_EXERCISE_. Look through the listing underneath for "September", and copy every line that has it.
---------------
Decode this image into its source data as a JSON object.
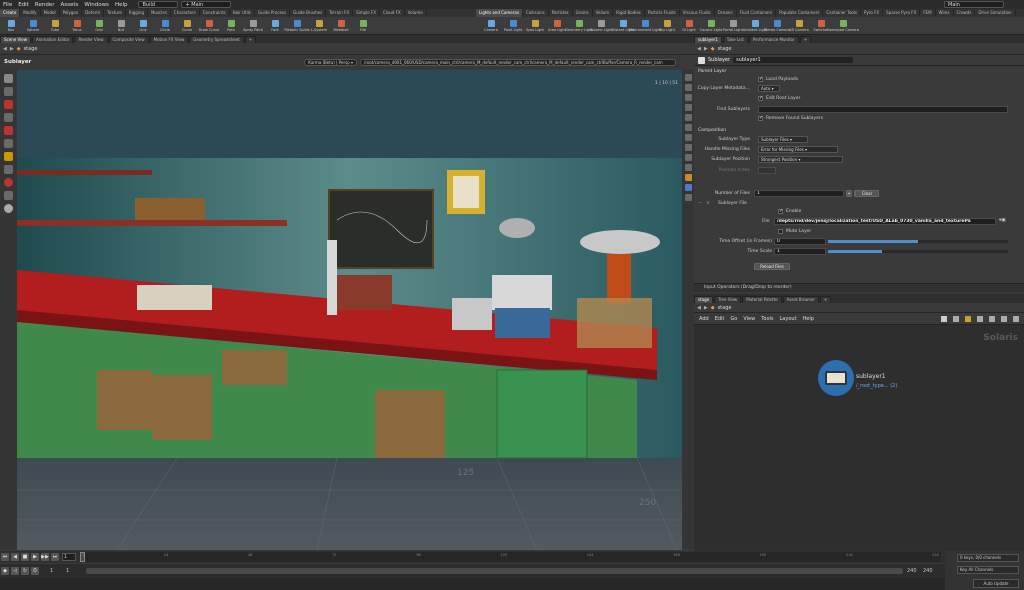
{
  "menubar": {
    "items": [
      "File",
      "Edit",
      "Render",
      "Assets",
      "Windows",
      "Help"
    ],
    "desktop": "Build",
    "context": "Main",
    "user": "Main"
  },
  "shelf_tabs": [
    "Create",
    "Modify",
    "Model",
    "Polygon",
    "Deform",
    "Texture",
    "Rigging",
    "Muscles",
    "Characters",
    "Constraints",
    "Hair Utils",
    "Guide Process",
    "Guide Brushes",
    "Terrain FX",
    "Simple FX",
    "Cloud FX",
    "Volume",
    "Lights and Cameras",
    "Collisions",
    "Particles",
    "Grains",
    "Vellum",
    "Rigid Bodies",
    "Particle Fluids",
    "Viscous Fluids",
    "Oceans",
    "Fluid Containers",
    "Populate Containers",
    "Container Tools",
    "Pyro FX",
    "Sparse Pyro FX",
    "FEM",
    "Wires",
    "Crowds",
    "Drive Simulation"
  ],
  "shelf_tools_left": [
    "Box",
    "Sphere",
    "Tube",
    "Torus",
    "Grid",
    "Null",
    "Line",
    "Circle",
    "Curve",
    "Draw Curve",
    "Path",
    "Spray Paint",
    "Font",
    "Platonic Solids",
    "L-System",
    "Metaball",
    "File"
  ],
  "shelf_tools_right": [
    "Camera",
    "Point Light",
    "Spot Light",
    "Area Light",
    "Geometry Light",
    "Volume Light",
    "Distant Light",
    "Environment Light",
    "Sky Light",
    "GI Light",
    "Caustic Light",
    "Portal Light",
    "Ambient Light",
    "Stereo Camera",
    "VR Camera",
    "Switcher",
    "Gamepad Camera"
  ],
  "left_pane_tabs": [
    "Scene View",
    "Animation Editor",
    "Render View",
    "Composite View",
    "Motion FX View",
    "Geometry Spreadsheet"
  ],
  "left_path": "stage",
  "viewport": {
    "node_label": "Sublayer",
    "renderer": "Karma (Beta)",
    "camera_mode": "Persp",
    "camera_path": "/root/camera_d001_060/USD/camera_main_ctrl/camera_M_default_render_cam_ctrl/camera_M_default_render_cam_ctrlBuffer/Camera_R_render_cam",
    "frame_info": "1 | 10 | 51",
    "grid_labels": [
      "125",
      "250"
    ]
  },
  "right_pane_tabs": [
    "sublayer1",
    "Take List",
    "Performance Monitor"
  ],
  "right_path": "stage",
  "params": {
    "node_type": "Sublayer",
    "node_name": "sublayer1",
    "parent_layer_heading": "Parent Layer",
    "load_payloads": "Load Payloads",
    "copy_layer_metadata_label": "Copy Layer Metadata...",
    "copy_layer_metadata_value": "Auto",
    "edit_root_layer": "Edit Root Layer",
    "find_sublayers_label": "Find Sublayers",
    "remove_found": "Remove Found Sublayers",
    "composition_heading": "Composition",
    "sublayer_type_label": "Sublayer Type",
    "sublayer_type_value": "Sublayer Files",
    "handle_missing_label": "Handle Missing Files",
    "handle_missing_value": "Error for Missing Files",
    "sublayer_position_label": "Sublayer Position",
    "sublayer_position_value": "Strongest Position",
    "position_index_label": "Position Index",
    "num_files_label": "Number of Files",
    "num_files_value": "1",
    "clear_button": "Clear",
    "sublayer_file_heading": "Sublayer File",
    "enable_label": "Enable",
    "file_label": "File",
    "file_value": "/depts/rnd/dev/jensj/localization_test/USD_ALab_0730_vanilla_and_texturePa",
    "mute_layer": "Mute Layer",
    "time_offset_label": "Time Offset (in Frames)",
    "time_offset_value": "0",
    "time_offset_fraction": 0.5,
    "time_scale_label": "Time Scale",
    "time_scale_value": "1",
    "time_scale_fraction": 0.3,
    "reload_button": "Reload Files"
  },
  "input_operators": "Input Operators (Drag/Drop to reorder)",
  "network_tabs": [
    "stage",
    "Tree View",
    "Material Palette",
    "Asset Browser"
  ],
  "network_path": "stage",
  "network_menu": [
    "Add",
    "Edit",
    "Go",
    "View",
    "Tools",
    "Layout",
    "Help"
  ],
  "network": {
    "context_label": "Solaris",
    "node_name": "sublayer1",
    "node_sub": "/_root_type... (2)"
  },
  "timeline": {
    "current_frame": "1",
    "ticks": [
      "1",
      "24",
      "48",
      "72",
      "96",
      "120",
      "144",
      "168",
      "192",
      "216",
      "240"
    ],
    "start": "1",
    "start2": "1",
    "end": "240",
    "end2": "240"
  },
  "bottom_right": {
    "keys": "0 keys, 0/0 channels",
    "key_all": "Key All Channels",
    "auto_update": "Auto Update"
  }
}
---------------
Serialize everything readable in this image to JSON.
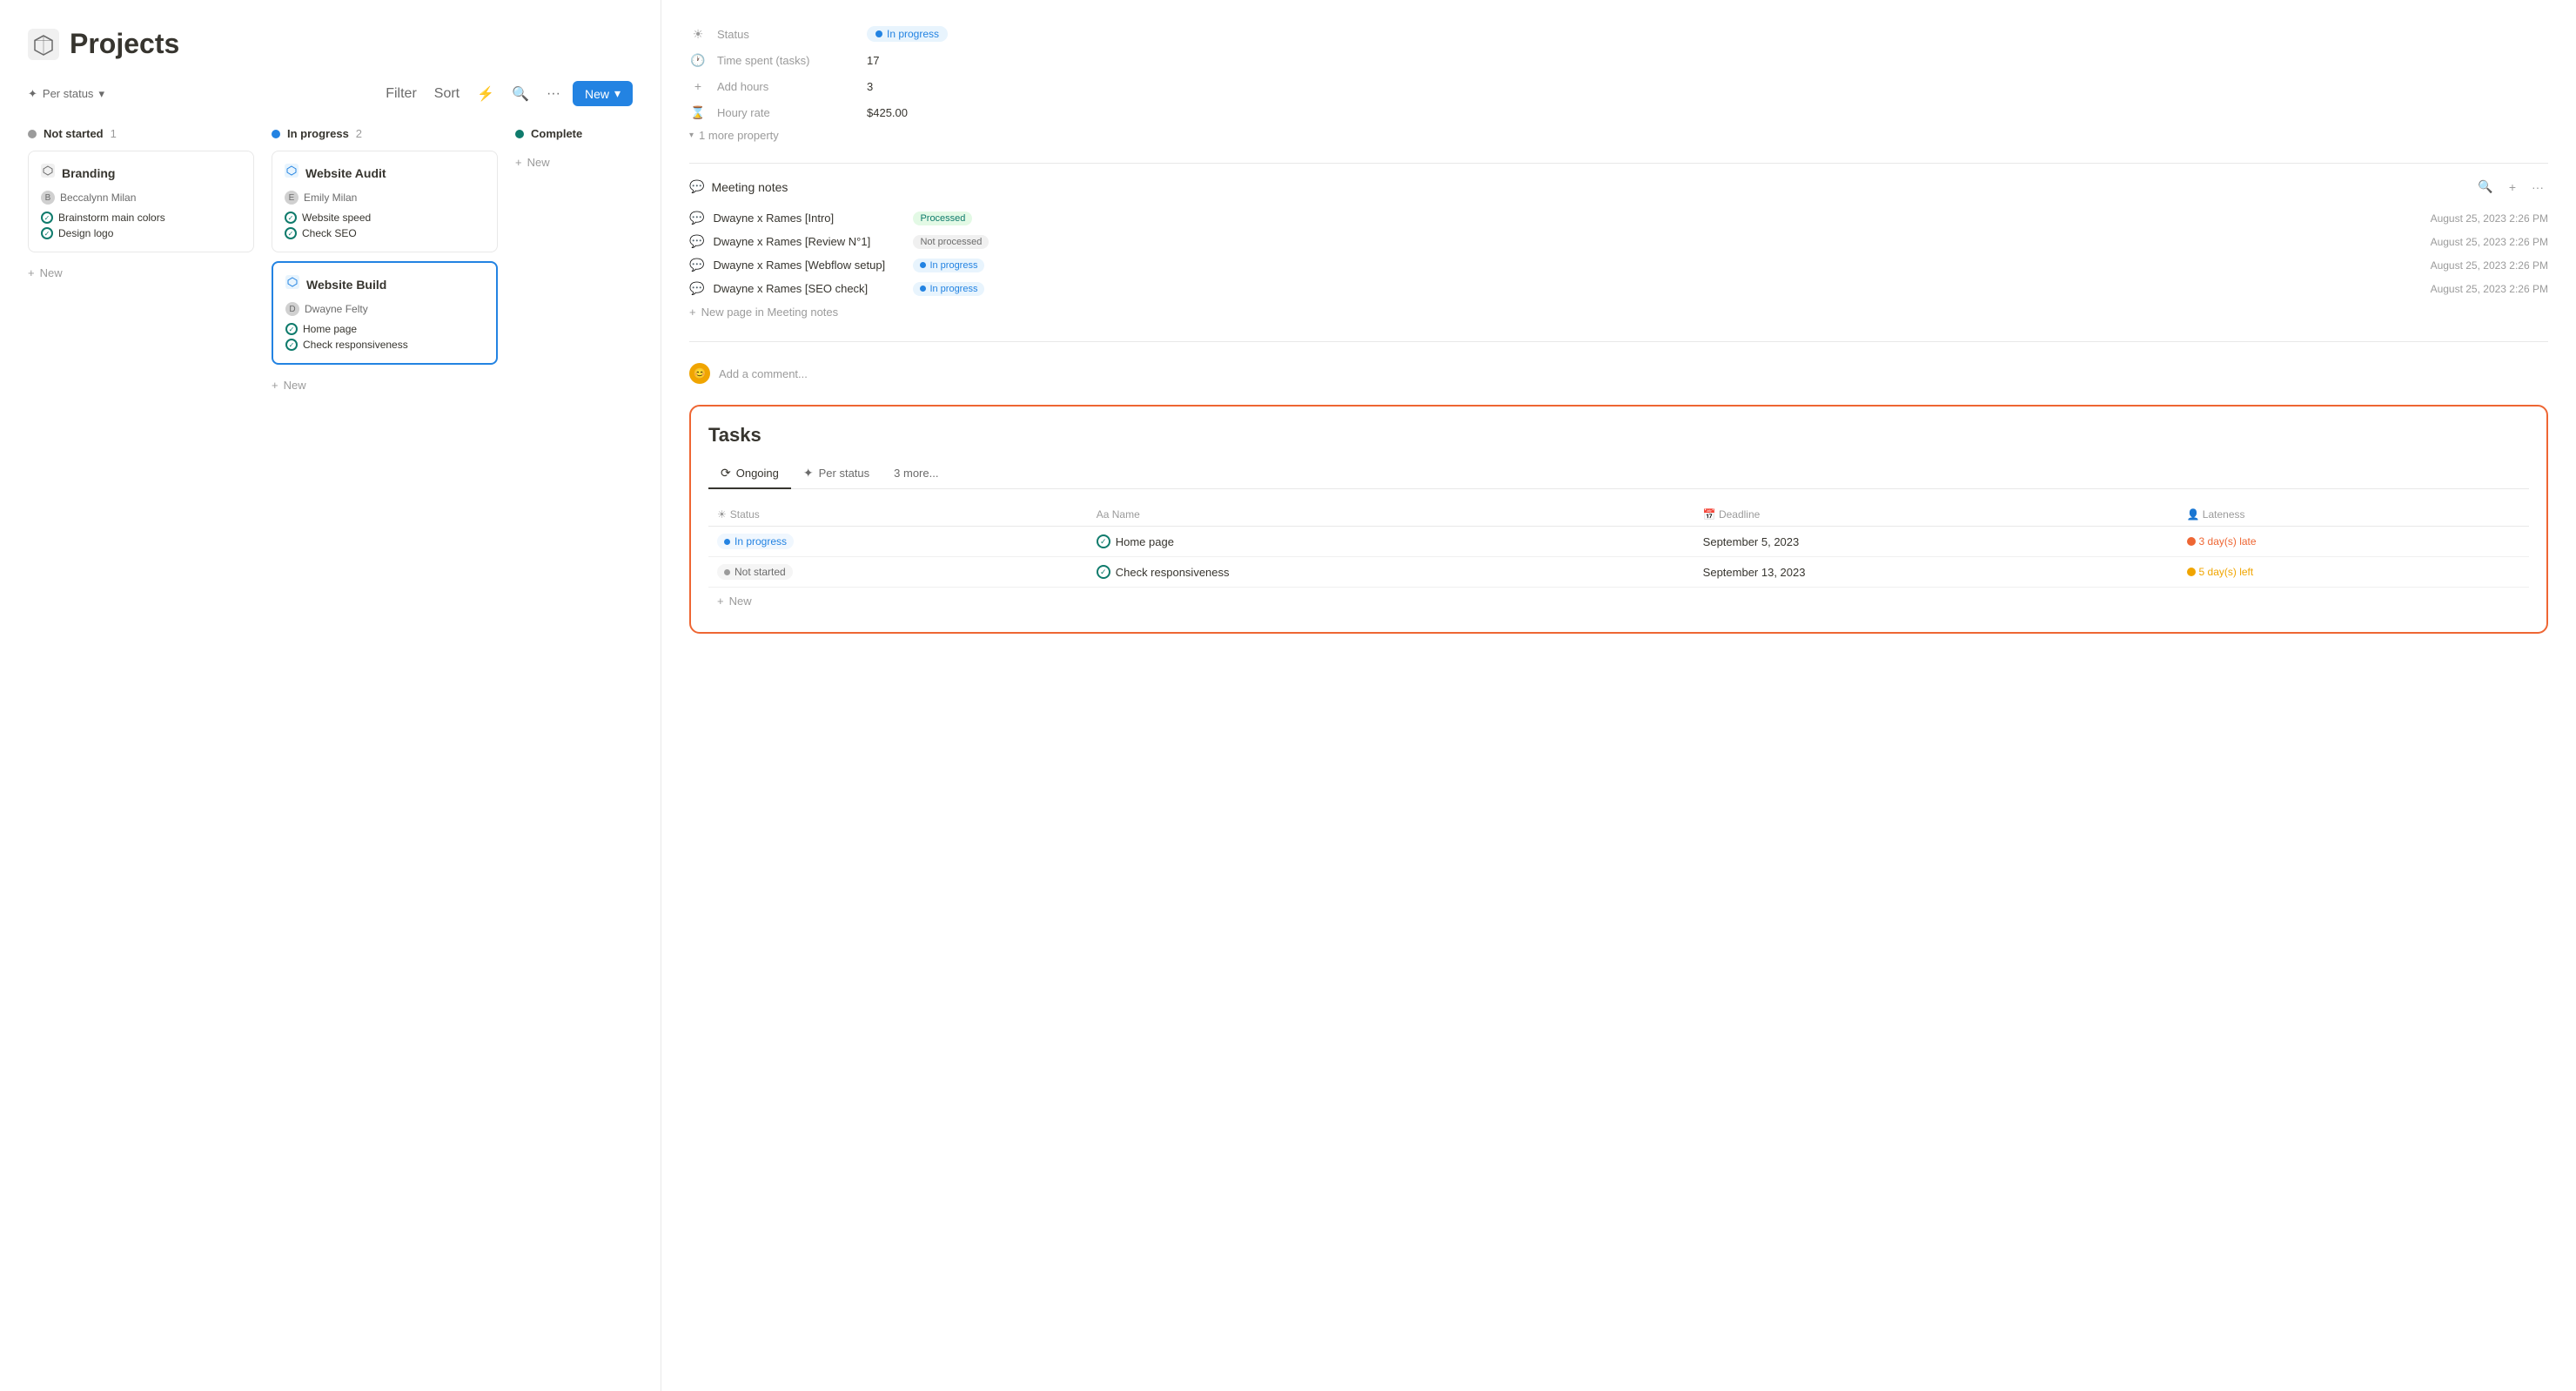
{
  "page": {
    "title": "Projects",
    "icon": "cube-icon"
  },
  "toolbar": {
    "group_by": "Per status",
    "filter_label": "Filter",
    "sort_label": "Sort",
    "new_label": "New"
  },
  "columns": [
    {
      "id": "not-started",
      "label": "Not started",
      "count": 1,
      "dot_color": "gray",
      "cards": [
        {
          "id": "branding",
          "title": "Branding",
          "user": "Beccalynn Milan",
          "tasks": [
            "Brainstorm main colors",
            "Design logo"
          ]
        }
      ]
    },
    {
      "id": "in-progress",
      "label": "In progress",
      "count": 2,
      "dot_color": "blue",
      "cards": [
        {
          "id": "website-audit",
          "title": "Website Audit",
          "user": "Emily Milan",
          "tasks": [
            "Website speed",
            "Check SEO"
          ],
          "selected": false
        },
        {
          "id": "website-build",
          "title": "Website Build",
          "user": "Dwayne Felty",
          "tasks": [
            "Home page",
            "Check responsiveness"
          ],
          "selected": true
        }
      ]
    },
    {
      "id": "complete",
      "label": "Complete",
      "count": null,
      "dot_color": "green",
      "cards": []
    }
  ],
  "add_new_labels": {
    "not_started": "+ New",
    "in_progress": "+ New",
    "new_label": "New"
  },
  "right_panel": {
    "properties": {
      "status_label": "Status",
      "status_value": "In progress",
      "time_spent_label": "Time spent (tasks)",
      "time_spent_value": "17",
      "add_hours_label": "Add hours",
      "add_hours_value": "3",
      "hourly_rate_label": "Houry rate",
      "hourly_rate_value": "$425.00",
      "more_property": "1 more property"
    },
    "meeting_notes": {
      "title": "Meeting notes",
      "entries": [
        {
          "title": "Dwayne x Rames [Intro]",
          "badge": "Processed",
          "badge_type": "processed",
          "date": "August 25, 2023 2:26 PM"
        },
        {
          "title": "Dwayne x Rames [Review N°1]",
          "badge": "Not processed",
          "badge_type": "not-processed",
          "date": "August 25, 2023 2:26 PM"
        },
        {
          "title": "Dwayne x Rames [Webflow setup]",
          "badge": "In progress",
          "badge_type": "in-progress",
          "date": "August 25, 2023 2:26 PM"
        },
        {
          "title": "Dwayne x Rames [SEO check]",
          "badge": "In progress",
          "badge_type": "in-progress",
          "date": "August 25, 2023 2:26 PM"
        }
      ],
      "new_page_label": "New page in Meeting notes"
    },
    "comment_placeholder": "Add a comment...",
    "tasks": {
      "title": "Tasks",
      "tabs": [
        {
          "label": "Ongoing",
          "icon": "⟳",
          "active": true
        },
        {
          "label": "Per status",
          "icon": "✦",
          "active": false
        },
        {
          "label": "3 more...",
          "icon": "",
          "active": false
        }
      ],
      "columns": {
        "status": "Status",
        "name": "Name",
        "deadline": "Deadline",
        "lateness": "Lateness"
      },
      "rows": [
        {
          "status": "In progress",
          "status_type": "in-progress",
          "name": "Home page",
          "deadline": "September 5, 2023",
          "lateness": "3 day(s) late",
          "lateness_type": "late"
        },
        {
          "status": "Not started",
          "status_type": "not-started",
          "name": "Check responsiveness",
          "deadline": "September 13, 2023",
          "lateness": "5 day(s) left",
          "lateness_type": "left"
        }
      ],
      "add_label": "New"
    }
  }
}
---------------
_RESULT OF THE EXERCISE_.
          "deadline": "September 5, 2023",
          "deadline": "September 13, 2023",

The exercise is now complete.